Items from a dataset
-=-=-=-=-
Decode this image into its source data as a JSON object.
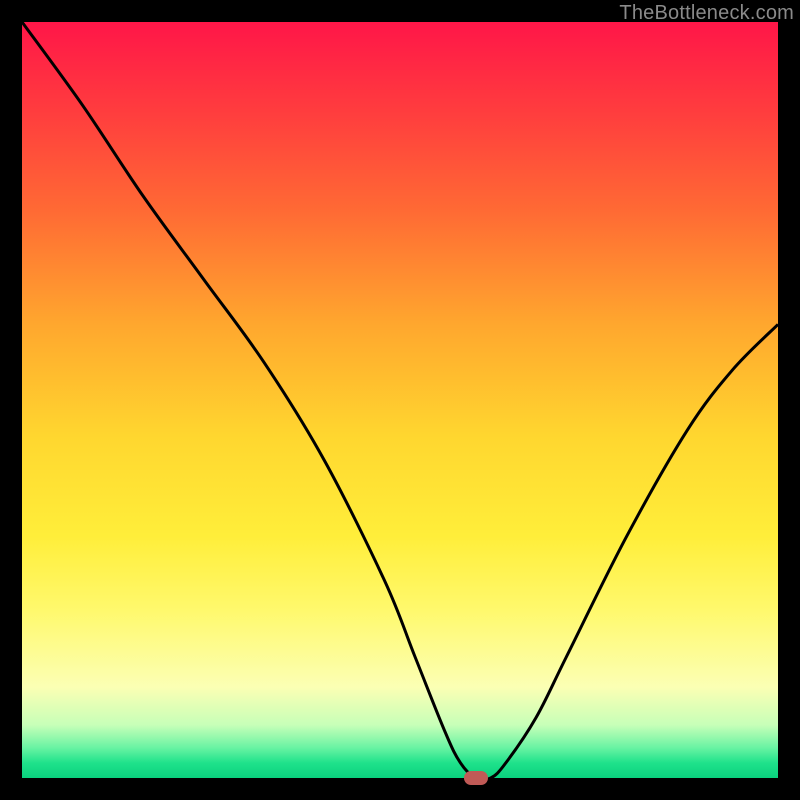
{
  "watermark": "TheBottleneck.com",
  "chart_data": {
    "type": "line",
    "title": "",
    "xlabel": "",
    "ylabel": "",
    "xlim": [
      0,
      100
    ],
    "ylim": [
      0,
      100
    ],
    "grid": false,
    "legend": false,
    "series": [
      {
        "name": "bottleneck-curve",
        "x": [
          0,
          8,
          16,
          24,
          32,
          40,
          48,
          52,
          56,
          58,
          60,
          62,
          64,
          68,
          72,
          80,
          88,
          94,
          100
        ],
        "y": [
          100,
          89,
          77,
          66,
          55,
          42,
          26,
          16,
          6,
          2,
          0,
          0,
          2,
          8,
          16,
          32,
          46,
          54,
          60
        ]
      }
    ],
    "marker": {
      "x": 60,
      "y": 0
    },
    "background_gradient": {
      "top_color": "#ff1648",
      "mid_color": "#ffe53a",
      "bottom_color": "#0ad17e"
    }
  }
}
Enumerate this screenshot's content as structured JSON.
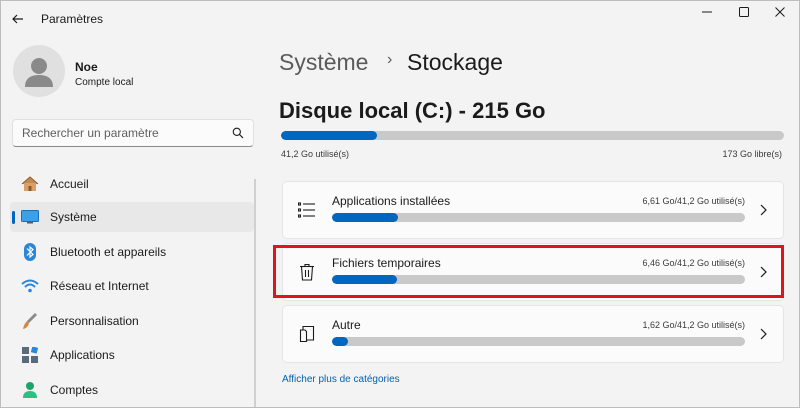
{
  "window": {
    "title": "Paramètres",
    "controls": [
      "minimize",
      "maximize",
      "close"
    ]
  },
  "profile": {
    "name": "Noe",
    "account_type": "Compte local"
  },
  "search": {
    "placeholder": "Rechercher un paramètre",
    "value": ""
  },
  "sidebar": {
    "items": [
      {
        "label": "Accueil",
        "icon": "home-icon",
        "active": false
      },
      {
        "label": "Système",
        "icon": "monitor-icon",
        "active": true
      },
      {
        "label": "Bluetooth et appareils",
        "icon": "bluetooth-icon",
        "active": false
      },
      {
        "label": "Réseau et Internet",
        "icon": "wifi-icon",
        "active": false
      },
      {
        "label": "Personnalisation",
        "icon": "brush-icon",
        "active": false
      },
      {
        "label": "Applications",
        "icon": "apps-icon",
        "active": false
      },
      {
        "label": "Comptes",
        "icon": "person-icon",
        "active": false
      }
    ]
  },
  "breadcrumb": {
    "parent": "Système",
    "separator": "›",
    "current": "Stockage"
  },
  "disk": {
    "title": "Disque local (C:) - 215 Go",
    "used": "41,2 Go utilisé(s)",
    "free": "173 Go libre(s)",
    "used_fraction": 0.19
  },
  "categories": [
    {
      "title": "Applications installées",
      "size": "6,61 Go/41,2 Go utilisé(s)",
      "fraction": 0.16,
      "icon": "list-icon",
      "highlighted": false
    },
    {
      "title": "Fichiers temporaires",
      "size": "6,46 Go/41,2 Go utilisé(s)",
      "fraction": 0.157,
      "icon": "trash-icon",
      "highlighted": true
    },
    {
      "title": "Autre",
      "size": "1,62 Go/41,2 Go utilisé(s)",
      "fraction": 0.039,
      "icon": "folder-document-icon",
      "highlighted": false
    }
  ],
  "more_link": "Afficher plus de catégories",
  "colors": {
    "accent": "#0067c0",
    "bar_track": "#c9c9c9",
    "highlight": "#e0141b",
    "link": "#0062b3"
  }
}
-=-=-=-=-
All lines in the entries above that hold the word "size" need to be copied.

_Result of this task:_
      "size": "6,61 Go/41,2 Go utilisé(s)",
      "size": "6,46 Go/41,2 Go utilisé(s)",
      "size": "1,62 Go/41,2 Go utilisé(s)",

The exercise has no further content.